The Los Angeles Dodgers plan to reopen a fifth gate to Dodger Stadium this weekend, hoping to alleviate parking lot congestion without alienating the neighborhood groups that successfully lobbied for that gate to be closed 11 years ago.
The team intends to use the Scott Avenue gate as an exit route after every game and an entrance route before games with particularly large crowds, Dodgers spokeswoman Camille Johnston said Tuesday.
In 1996, then-owner Peter O'Malley agreed to close the Scott gate after neighbors argued that stadium traffic overwhelmed the surrounding residential area. That year, the Dodgers drew 3.2 million fans. The team sold 3.8 million tickets last season.
"We need to open the gate to alleviate the stress on the other four arteries," Johnston said.
City Councilman Eric Garcetti, whose district includes the neighborhood, said the Dodgers contacted him about reopening the gate after the severe parking problems of opening day, when thousands of fans were stuck for more than an hour getting into and out of the stadium.
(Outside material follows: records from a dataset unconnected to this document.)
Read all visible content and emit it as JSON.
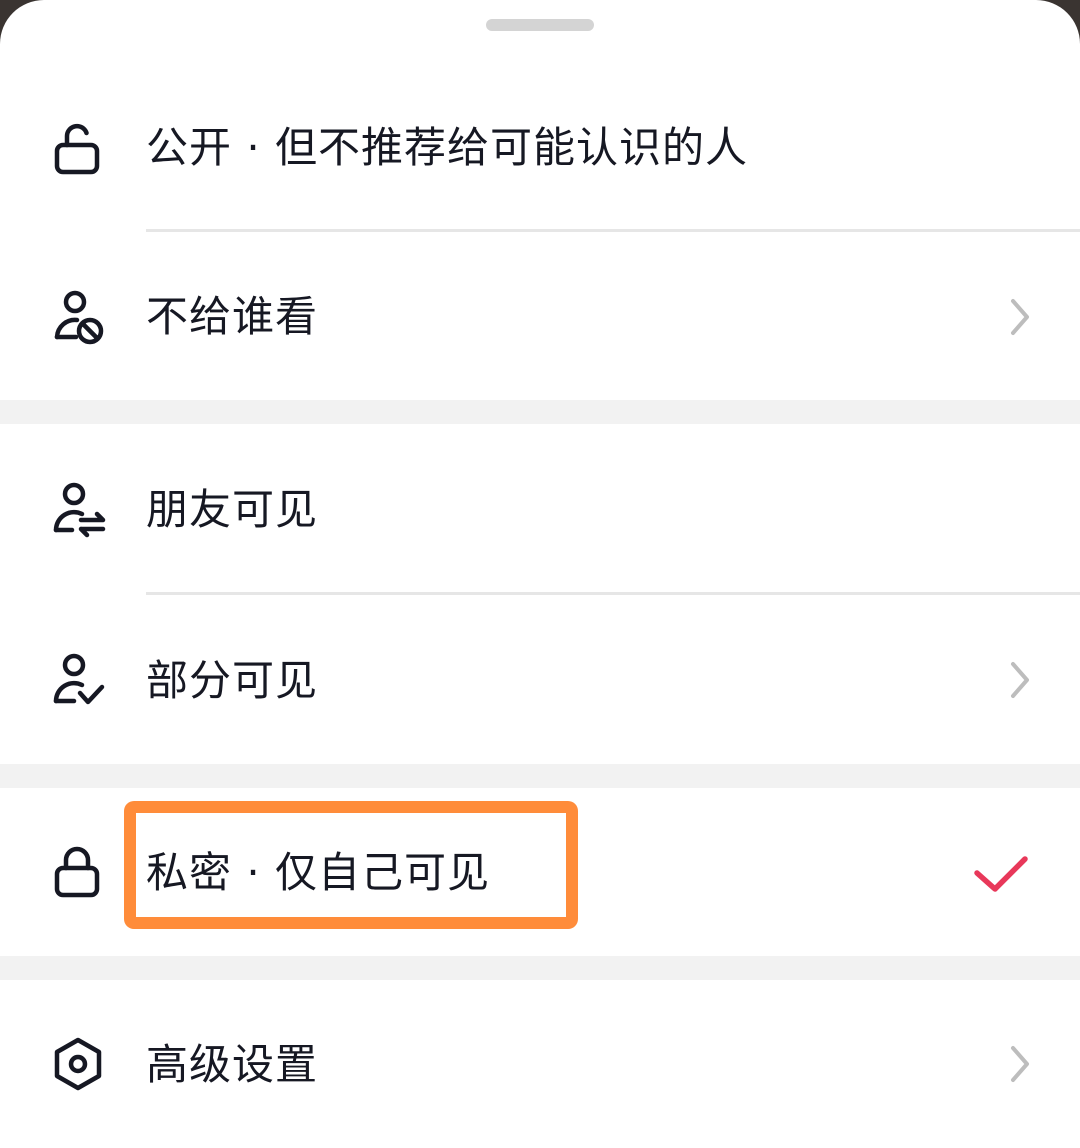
{
  "sheet": {
    "options": [
      {
        "label": "公开 · 但不推荐给可能认识的人",
        "icon": "unlock-icon",
        "has_chevron": false,
        "selected": false
      },
      {
        "label": "不给谁看",
        "icon": "user-block-icon",
        "has_chevron": true,
        "selected": false
      },
      {
        "label": "朋友可见",
        "icon": "user-friends-icon",
        "has_chevron": false,
        "selected": false
      },
      {
        "label": "部分可见",
        "icon": "user-check-icon",
        "has_chevron": true,
        "selected": false
      },
      {
        "label": "私密 · 仅自己可见",
        "icon": "lock-icon",
        "has_chevron": false,
        "selected": true
      },
      {
        "label": "高级设置",
        "icon": "settings-hexagon-icon",
        "has_chevron": true,
        "selected": false
      }
    ]
  },
  "colors": {
    "text": "#161823",
    "check": "#e8385a",
    "highlight": "#ff8c3a",
    "separator": "#f2f2f2"
  }
}
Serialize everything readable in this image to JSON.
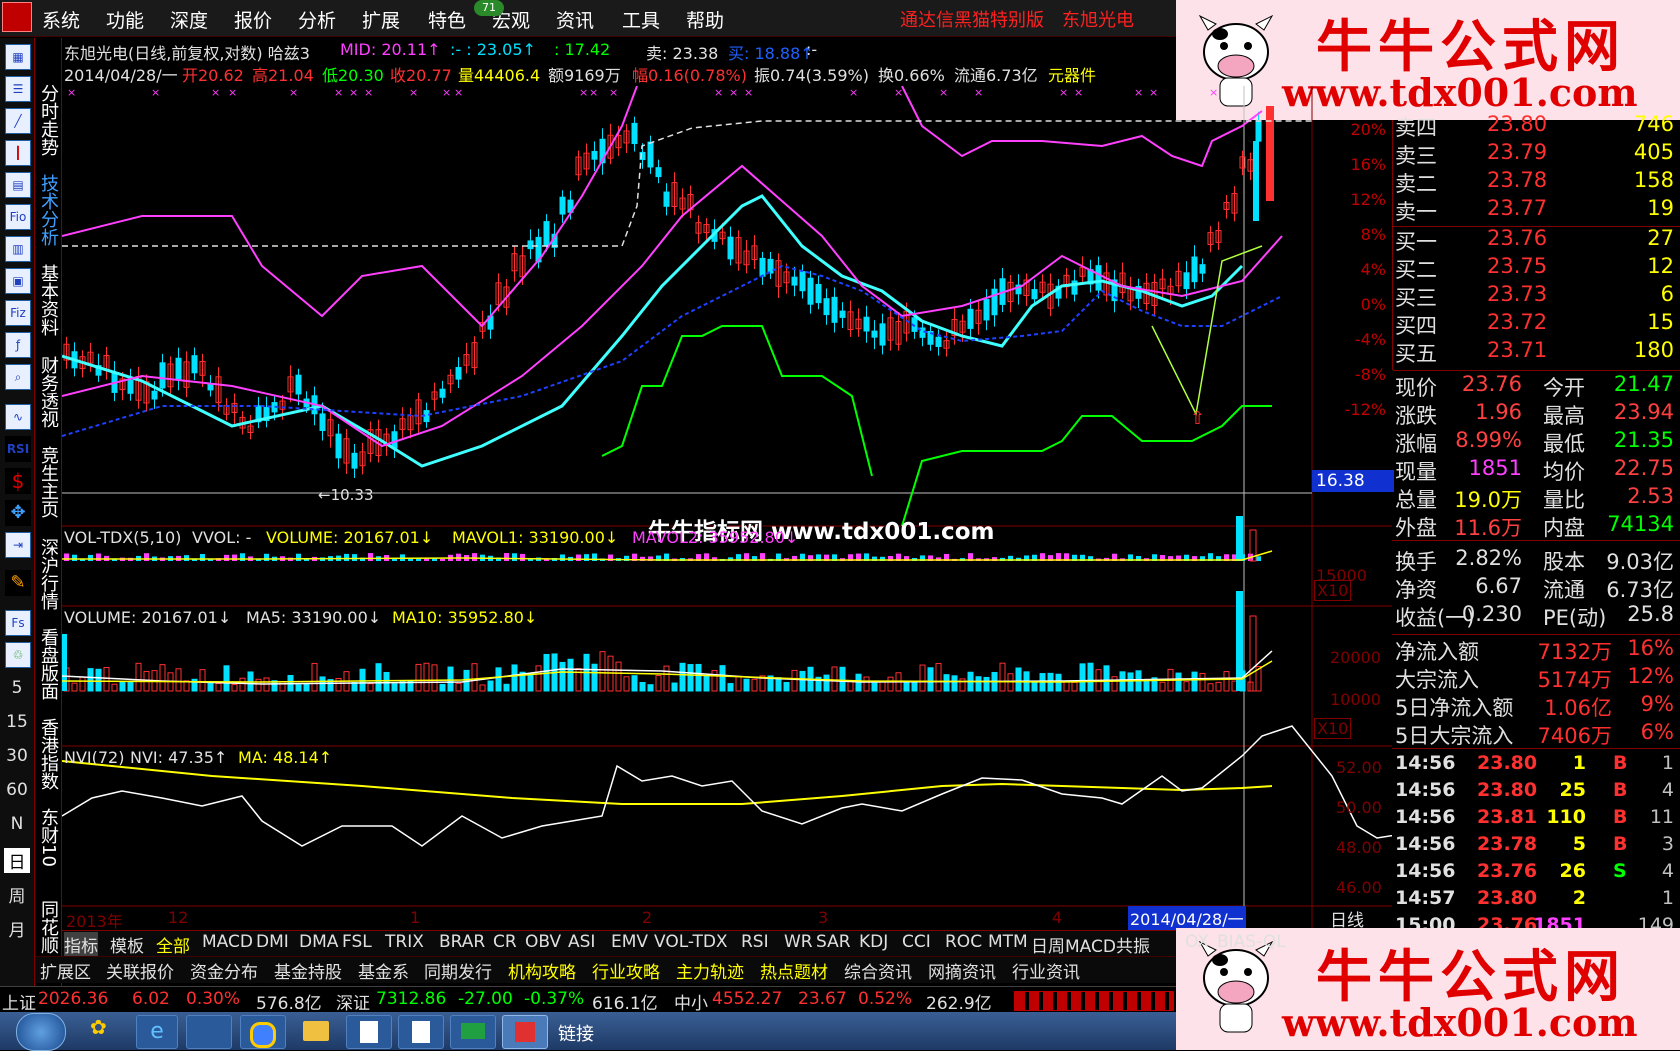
{
  "menu": {
    "items": [
      "系统",
      "功能",
      "深度",
      "报价",
      "分析",
      "扩展",
      "特色",
      "宏观",
      "资讯",
      "工具",
      "帮助"
    ],
    "badge": "71",
    "edition": "通达信黑猫特别版",
    "stock_name": "东旭光电"
  },
  "banner": {
    "site_name": "牛牛公式网",
    "site_url": "www.tdx001.com"
  },
  "watermark": "牛牛指标网 www.tdx001.com",
  "left_toolbar": {
    "icons": [
      "chart-line-icon",
      "list-icon",
      "trend-icon",
      "candle-icon",
      "table-icon",
      "fio-icon",
      "grid-icon",
      "finance-icon",
      "fiz-icon",
      "fx-icon",
      "search-icon",
      "wave-icon",
      "rsi-icon",
      "dollar-icon",
      "move-icon",
      "export-icon",
      "pencil-icon",
      "fs-icon",
      "recycle-icon"
    ],
    "fio_label": "Fio",
    "fiz_label": "Fiz",
    "rsi_label": "RSI",
    "periods": [
      "5",
      "15",
      "30",
      "60",
      "N",
      "日",
      "周",
      "月"
    ]
  },
  "vertical_tabs": [
    "分时走势",
    "技术分析",
    "基本资料",
    "财务透视",
    "竞生主页",
    "深沪行情",
    "看盘版面",
    "香港指数",
    "东财10",
    "同花顺10"
  ],
  "chart_header": {
    "line1": {
      "title": "东旭光电(日线,前复权,对数) 哈兹3",
      "mid": "MID: 20.11↑",
      "a": ":- : 23.05↑",
      "b": ": 17.42",
      "sell": "卖: 23.38",
      "buy": "买: 18.88↑",
      "tail": ":-"
    },
    "line2": {
      "date": "2014/04/28/一",
      "open": "开20.62",
      "high": "高21.04",
      "low": "低20.30",
      "close": "收20.77",
      "vol": "量44406.4",
      "amount": "额9169万",
      "change": "幅0.16(0.78%)",
      "amp": "振0.74(3.59%)",
      "turnover": "换0.66%",
      "float": "流通6.73亿",
      "sector": "元器件"
    }
  },
  "price_axis": [
    "20%",
    "16%",
    "12%",
    "8%",
    "4%",
    "0%",
    "-4%",
    "-8%",
    "-12%"
  ],
  "price_tag": "16.38",
  "low_label": "←10.33",
  "vol_panel": {
    "label": "VOL-TDX(5,10)",
    "vvol": "VVOL: -",
    "volume": "VOLUME: 20167.01↓",
    "mavol1": "MAVOL1: 33190.00↓",
    "mavol2": "MAVOL2: 35952.80↓",
    "axis": "15000",
    "x10": "X10"
  },
  "volume_panel": {
    "volume": "VOLUME: 20167.01↓",
    "ma5": "MA5: 33190.00↓",
    "ma10": "MA10: 35952.80↓",
    "axis": [
      "20000",
      "10000"
    ],
    "x10": "X10"
  },
  "nvi_panel": {
    "label": "NVI(72)",
    "nvi": "NVI: 47.35↑",
    "ma": "MA: 48.14↑",
    "axis": [
      "52.00",
      "50.00",
      "48.00",
      "46.00"
    ]
  },
  "date_axis": {
    "labels": [
      "2013年",
      "12",
      "1",
      "2",
      "3",
      "4"
    ],
    "current": "2014/04/28/一",
    "period": "日线"
  },
  "order_book": {
    "sells": [
      {
        "label": "卖四",
        "price": "23.80",
        "vol": "746"
      },
      {
        "label": "卖三",
        "price": "23.79",
        "vol": "405"
      },
      {
        "label": "卖二",
        "price": "23.78",
        "vol": "158"
      },
      {
        "label": "卖一",
        "price": "23.77",
        "vol": "19"
      }
    ],
    "buys": [
      {
        "label": "买一",
        "price": "23.76",
        "vol": "27"
      },
      {
        "label": "买二",
        "price": "23.75",
        "vol": "12"
      },
      {
        "label": "买三",
        "price": "23.73",
        "vol": "6"
      },
      {
        "label": "买四",
        "price": "23.72",
        "vol": "15"
      },
      {
        "label": "买五",
        "price": "23.71",
        "vol": "180"
      }
    ]
  },
  "quote": [
    {
      "l": "现价",
      "v": "23.76",
      "l2": "今开",
      "v2": "21.47",
      "c1": "#ff4040",
      "c2": "#00ff00"
    },
    {
      "l": "涨跌",
      "v": "1.96",
      "l2": "最高",
      "v2": "23.94",
      "c1": "#ff4040",
      "c2": "#ff4040"
    },
    {
      "l": "涨幅",
      "v": "8.99%",
      "l2": "最低",
      "v2": "21.35",
      "c1": "#ff4040",
      "c2": "#00ff00"
    },
    {
      "l": "现量",
      "v": "1851",
      "l2": "均价",
      "v2": "22.75",
      "c1": "#ff40ff",
      "c2": "#ff4040"
    },
    {
      "l": "总量",
      "v": "19.0万",
      "l2": "量比",
      "v2": "2.53",
      "c1": "#ffff00",
      "c2": "#ff4040"
    },
    {
      "l": "外盘",
      "v": "11.6万",
      "l2": "内盘",
      "v2": "74134",
      "c1": "#ff4040",
      "c2": "#00ff00"
    }
  ],
  "fundamentals": [
    {
      "l": "换手",
      "v": "2.82%",
      "l2": "股本",
      "v2": "9.03亿"
    },
    {
      "l": "净资",
      "v": "6.67",
      "l2": "流通",
      "v2": "6.73亿"
    },
    {
      "l": "收益(一)",
      "v": "0.230",
      "l2": "PE(动)",
      "v2": "25.8"
    }
  ],
  "capital_flow": [
    {
      "l": "净流入额",
      "v": "7132万",
      "p": "16%"
    },
    {
      "l": "大宗流入",
      "v": "5174万",
      "p": "12%"
    },
    {
      "l": "5日净流入额",
      "v": "1.06亿",
      "p": "9%"
    },
    {
      "l": "5日大宗流入",
      "v": "7406万",
      "p": "6%"
    }
  ],
  "ticks": [
    {
      "t": "14:56",
      "p": "23.80",
      "v": "1",
      "s": "B",
      "n": "1"
    },
    {
      "t": "14:56",
      "p": "23.80",
      "v": "25",
      "s": "B",
      "n": "4"
    },
    {
      "t": "14:56",
      "p": "23.81",
      "v": "110",
      "s": "B",
      "n": "11"
    },
    {
      "t": "14:56",
      "p": "23.78",
      "v": "5",
      "s": "B",
      "n": "3"
    },
    {
      "t": "14:56",
      "p": "23.76",
      "v": "26",
      "s": "S",
      "n": "4"
    },
    {
      "t": "14:57",
      "p": "23.80",
      "v": "2",
      "s": "",
      "n": "1"
    },
    {
      "t": "15:00",
      "p": "23.76",
      "v": "1851",
      "s": "",
      "n": "149"
    }
  ],
  "indicator_tabs": [
    "指标",
    "模板",
    "全部",
    "MACD",
    "DMI",
    "DMA",
    "FSL",
    "TRIX",
    "BRAR",
    "CR",
    "OBV",
    "ASI",
    "EMV",
    "VOL-TDX",
    "RSI",
    "WR",
    "SAR",
    "KDJ",
    "CCI",
    "ROC",
    "MTM",
    "日周MACD共振",
    "OX",
    "BIAS-QL"
  ],
  "info_tabs": [
    "扩展区",
    "关联报价",
    "资金分布",
    "基金持股",
    "基金系",
    "同期发行",
    "机构攻略",
    "行业攻略",
    "主力轨迹",
    "热点题材",
    "综合资讯",
    "网摘资讯",
    "行业资讯"
  ],
  "status_bar": {
    "sh_label": "上证",
    "sh_value": "2026.36",
    "sh_change": "6.02",
    "sh_pct": "0.30%",
    "sh_amount": "576.8亿",
    "sz_label": "深证",
    "sz_value": "7312.86",
    "sz_change": "-27.00",
    "sz_pct": "-0.37%",
    "sz_amount": "616.1亿",
    "zx_label": "中小",
    "zx_value": "4552.27",
    "zx_change": "23.67",
    "zx_pct": "0.52%",
    "zx_amount": "262.9亿"
  },
  "taskbar": {
    "links_label": "链接"
  },
  "colors": {
    "up": "#ff3030",
    "down": "#00e0ff",
    "ma_cyan": "#40ffff",
    "magenta": "#ff40ff",
    "green": "#00ff00",
    "yellow": "#ffff00"
  }
}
Garcetti and Councilman Ed Reyes, whose district includes other areas around Dodger Stadium, said the team has agreed to pay for traffic officers to prevent departing fans from using side streets on their way to freeways. Johnston said the team is paying for traffic officers outside other gates as well, starting this season.
Reyes said he would prefer that the Dodgers kept the gate closed but would consider supporting the reopening if residents' concerns could be mitigated. Garcetti said he would take no position until he heard from area residents.
"I love the Dodgers. I hope we can get a lot of people moving into and out of the community, but we've got to do it in a way that protects our neighbors," he said. "The community deserves to be heard. If it can't work for them, it will be tough to work for the Dodgers."
Team officials met with one neighborhood group Tuesday and are scheduled to meet with another tonight. Johnston said the Dodgers want to keep neighbors informed but plan to open the gate Friday.
In his meetings with the Dodgers, Garcetti said, team officials said they had the unilateral right to open the gate. If the city does not approve, Garcetti said, it could respond by blocking traffic on Scott Avenue, but he said he was optimistic that the Dodgers could work with residents to resolve traffic issues.
"We don't want a return to the '80s, when people couldn't get out of their homes," Garcetti said.
Dodger Stadium opened in 1962, and Johnston said the parking lot was designed for traffic to flow through five gates.
Still, Garcetti said, the Dodgers cannot fix their parking problems just by opening another gate or adding spaces to their lot. He wants to work on providing mass transit options to Dodger Stadium, he said, and the team is receptive.
"You can't solve this just by figuring out how to accommodate cars," Garcetti said.
Tonight's meeting, with the Greater Echo Park Elysian Neighborhood Council, starts at 7 at Barlow Hospital, 2000 Stadium Way.